-- ACTIVITY --
Find and copy every line in the records that includes the string "Orvis".

-- INPUT DATA --
■ ■ ■ ■
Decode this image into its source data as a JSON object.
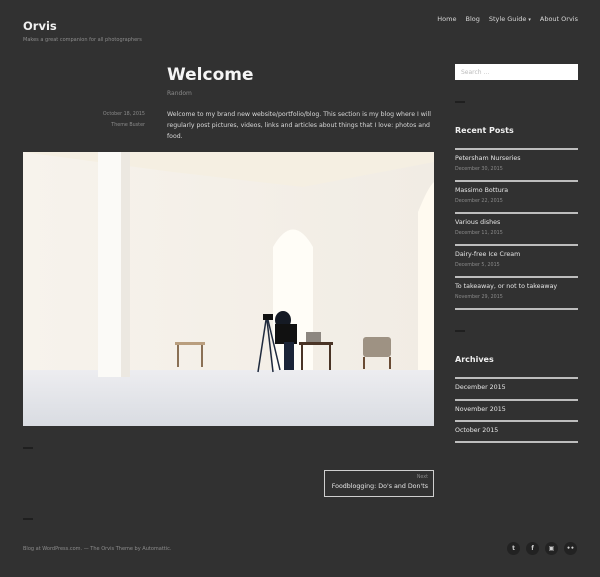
{
  "site": {
    "title": "Orvis",
    "description": "Makes a great companion for all photographers"
  },
  "nav": {
    "items": [
      "Home",
      "Blog",
      "Style Guide",
      "About Orvis"
    ],
    "dropdown_indicator": "⌄"
  },
  "post": {
    "title": "Welcome",
    "category": "Random",
    "date": "October 18, 2015",
    "author": "Theme Buster",
    "body": "Welcome to my brand new website/portfolio/blog. This section is my blog where I will regularly post pictures, videos, links and articles about things that I love: photos and food.",
    "image_alt": "Photographer with tripod in a large white room with arches"
  },
  "post_nav": {
    "next_label": "Next",
    "next_title": "Foodblogging: Do's and Don'ts"
  },
  "sidebar": {
    "search_placeholder": "Search ...",
    "recent_posts": {
      "title": "Recent Posts",
      "items": [
        {
          "title": "Petersham Nurseries",
          "date": "December 30, 2015"
        },
        {
          "title": "Massimo Bottura",
          "date": "December 22, 2015"
        },
        {
          "title": "Various dishes",
          "date": "December 11, 2015"
        },
        {
          "title": "Dairy-free Ice Cream",
          "date": "December 5, 2015"
        },
        {
          "title": "To takeaway, or not to takeaway",
          "date": "November 29, 2015"
        }
      ]
    },
    "archives": {
      "title": "Archives",
      "items": [
        "December 2015",
        "November 2015",
        "October 2015"
      ]
    }
  },
  "footer": {
    "credit": "Blog at WordPress.com. — The Orvis Theme by Automattic.",
    "social": [
      {
        "name": "twitter-icon",
        "glyph": "t"
      },
      {
        "name": "facebook-icon",
        "glyph": "f"
      },
      {
        "name": "instagram-icon",
        "glyph": "▣"
      },
      {
        "name": "flickr-icon",
        "glyph": "••"
      }
    ]
  }
}
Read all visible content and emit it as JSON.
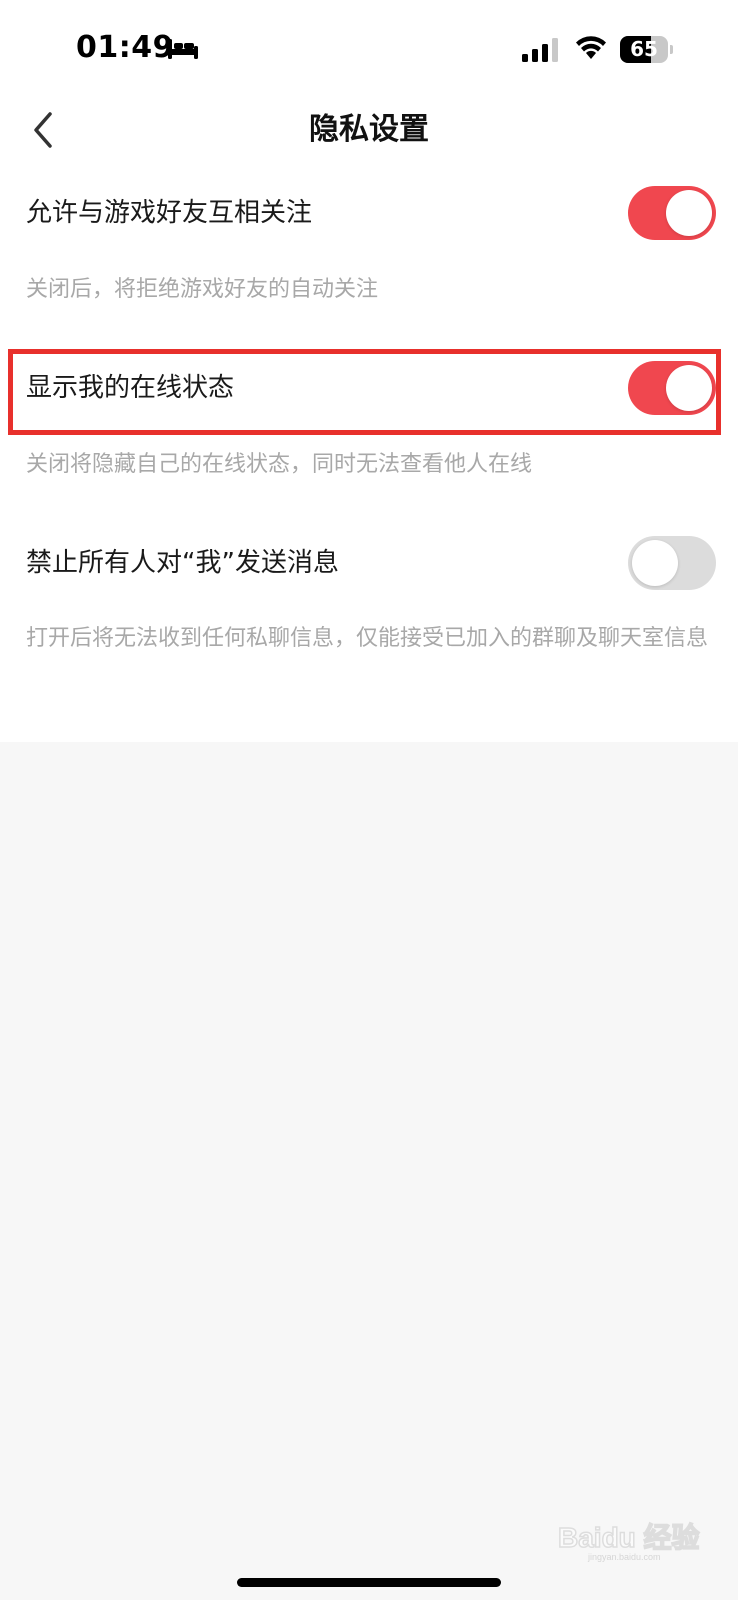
{
  "status_bar": {
    "time": "01:49",
    "battery_level": "65",
    "battery_fraction": 0.65
  },
  "header": {
    "title": "隐私设置"
  },
  "settings": [
    {
      "label": "允许与游戏好友互相关注",
      "description": "关闭后，将拒绝游戏好友的自动关注",
      "enabled": true
    },
    {
      "label": "显示我的在线状态",
      "description": "关闭将隐藏自己的在线状态，同时无法查看他人在线",
      "enabled": true
    },
    {
      "label": "禁止所有人对“我”发送消息",
      "description": "打开后将无法收到任何私聊信息，仅能接受已加入的群聊及聊天室信息",
      "enabled": false
    }
  ],
  "colors": {
    "toggle_on": "#f0474f",
    "toggle_off": "#dcdcdc",
    "highlight": "#e8302c"
  },
  "watermark": {
    "logo": "Bai du 经验",
    "sub": "jingyan.baidu.com"
  }
}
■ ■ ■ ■
-- ANSWER SPACE --
    "title": "Orvis",
      "About Orvis"
    "credit": "Blog at WordPress.com. — The Orvis Theme by Automattic.",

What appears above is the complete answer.